• INSTRUCTIONS FOR THE TASK: Out of the entries that follow, copy each line containing "polygons".

• RECORDS FOR THIS TASK:
::::
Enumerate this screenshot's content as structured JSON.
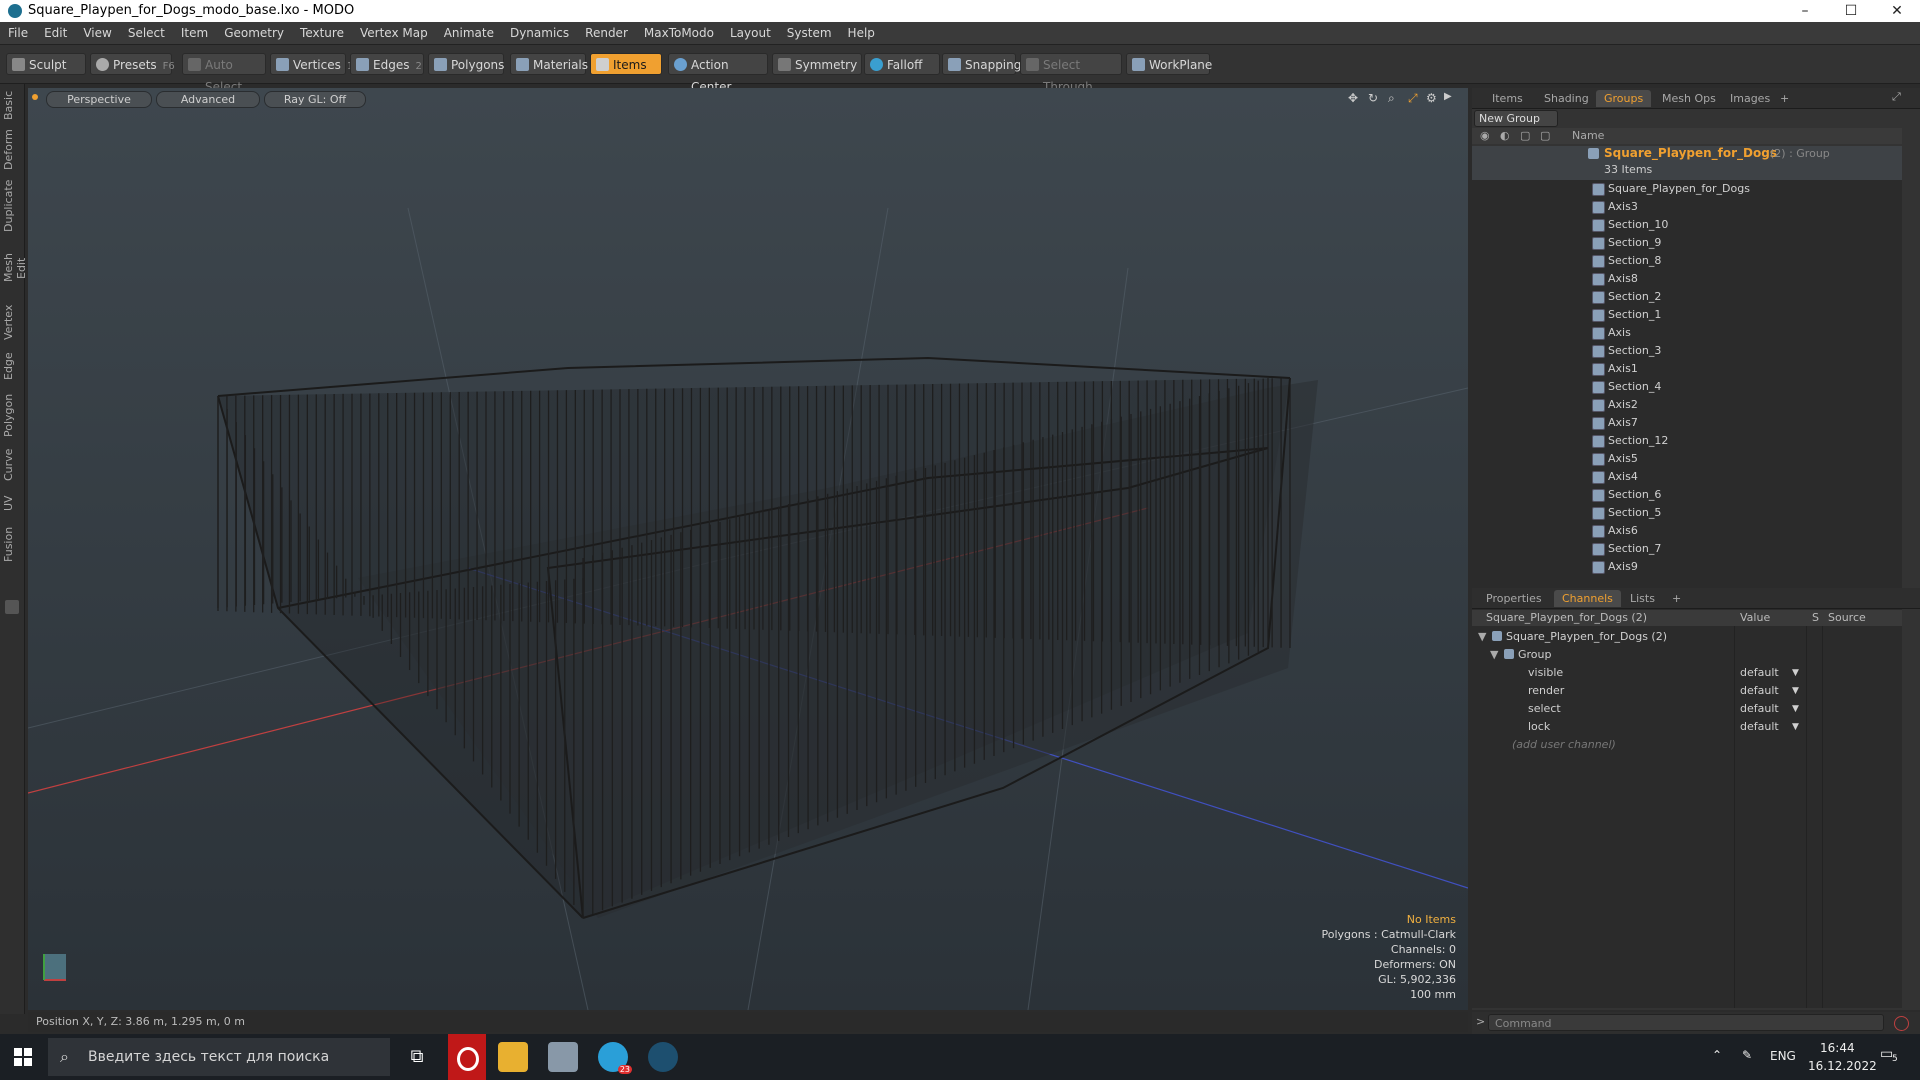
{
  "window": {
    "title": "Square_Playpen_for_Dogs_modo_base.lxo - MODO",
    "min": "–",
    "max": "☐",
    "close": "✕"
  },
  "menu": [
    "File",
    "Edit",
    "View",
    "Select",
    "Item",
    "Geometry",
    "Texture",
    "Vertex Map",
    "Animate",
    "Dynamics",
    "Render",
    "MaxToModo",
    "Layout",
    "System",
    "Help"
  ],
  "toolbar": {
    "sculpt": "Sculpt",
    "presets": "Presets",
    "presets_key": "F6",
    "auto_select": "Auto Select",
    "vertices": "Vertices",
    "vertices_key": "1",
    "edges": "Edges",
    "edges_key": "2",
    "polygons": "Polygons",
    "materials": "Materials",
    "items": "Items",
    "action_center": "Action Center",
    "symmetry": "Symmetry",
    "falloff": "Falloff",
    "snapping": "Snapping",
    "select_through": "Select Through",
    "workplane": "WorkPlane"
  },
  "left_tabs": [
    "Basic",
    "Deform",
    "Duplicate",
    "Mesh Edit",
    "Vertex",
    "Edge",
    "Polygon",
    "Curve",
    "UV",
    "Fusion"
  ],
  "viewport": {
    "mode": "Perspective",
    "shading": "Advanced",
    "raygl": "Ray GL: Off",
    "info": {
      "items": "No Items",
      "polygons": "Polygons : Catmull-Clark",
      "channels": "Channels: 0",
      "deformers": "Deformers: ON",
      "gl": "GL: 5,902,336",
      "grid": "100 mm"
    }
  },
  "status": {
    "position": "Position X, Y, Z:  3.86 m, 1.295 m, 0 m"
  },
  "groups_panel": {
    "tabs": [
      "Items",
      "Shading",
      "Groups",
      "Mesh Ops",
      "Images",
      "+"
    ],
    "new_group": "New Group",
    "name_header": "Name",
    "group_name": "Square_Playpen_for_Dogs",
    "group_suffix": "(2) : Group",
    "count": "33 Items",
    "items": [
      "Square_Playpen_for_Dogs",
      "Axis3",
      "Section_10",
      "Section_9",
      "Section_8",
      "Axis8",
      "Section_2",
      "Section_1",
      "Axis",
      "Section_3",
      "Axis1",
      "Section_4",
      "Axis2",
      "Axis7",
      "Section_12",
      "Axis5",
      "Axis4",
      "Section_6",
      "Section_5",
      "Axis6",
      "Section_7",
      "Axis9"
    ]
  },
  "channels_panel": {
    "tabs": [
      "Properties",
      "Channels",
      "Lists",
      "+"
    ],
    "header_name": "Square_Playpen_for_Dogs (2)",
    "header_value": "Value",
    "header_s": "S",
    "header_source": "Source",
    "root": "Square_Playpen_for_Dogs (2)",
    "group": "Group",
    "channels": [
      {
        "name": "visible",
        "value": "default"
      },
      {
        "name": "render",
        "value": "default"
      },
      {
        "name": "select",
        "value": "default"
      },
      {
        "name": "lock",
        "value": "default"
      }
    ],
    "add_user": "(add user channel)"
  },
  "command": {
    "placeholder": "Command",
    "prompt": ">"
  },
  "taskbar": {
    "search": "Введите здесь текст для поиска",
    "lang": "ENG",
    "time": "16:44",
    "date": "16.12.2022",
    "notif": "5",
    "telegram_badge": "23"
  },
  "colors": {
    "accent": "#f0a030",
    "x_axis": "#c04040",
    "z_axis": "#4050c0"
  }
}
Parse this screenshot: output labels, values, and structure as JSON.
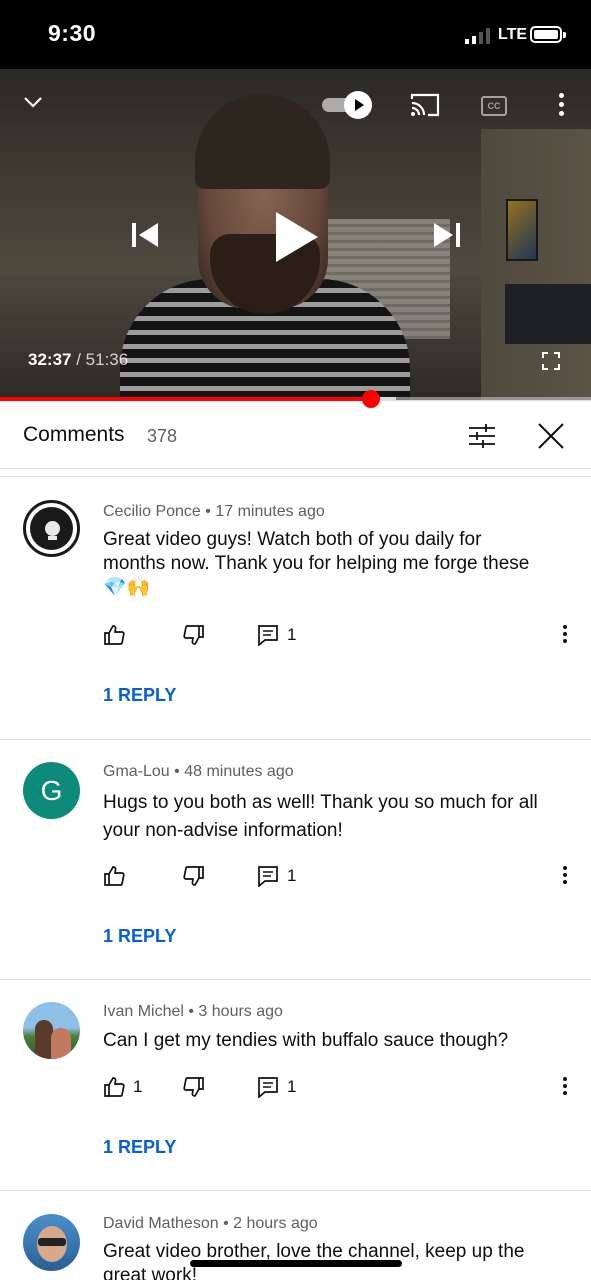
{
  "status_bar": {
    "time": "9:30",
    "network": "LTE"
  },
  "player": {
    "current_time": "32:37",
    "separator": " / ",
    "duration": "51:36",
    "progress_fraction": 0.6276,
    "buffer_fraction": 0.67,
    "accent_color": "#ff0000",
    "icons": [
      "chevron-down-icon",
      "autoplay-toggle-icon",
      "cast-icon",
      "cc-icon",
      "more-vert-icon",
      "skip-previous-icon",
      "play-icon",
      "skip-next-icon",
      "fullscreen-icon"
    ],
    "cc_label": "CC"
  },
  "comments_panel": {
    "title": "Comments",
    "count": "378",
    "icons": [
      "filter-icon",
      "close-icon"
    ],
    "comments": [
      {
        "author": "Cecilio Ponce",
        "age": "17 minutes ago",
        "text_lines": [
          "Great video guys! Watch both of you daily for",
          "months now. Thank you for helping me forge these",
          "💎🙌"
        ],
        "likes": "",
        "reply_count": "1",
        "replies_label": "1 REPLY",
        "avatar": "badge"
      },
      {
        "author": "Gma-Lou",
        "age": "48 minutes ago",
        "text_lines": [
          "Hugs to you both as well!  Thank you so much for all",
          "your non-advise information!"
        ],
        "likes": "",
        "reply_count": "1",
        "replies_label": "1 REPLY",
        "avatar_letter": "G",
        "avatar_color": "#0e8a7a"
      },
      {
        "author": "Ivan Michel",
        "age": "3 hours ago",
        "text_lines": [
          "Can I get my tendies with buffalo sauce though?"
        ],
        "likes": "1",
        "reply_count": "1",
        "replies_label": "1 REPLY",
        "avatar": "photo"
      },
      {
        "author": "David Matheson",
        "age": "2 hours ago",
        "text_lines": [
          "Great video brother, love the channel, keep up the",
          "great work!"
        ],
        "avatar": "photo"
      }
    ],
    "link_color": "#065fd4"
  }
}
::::
• ANSWER FOR THE TASK:
    "polygons": "Polygons",
      "polygons": "Polygons : Catmull-Clark",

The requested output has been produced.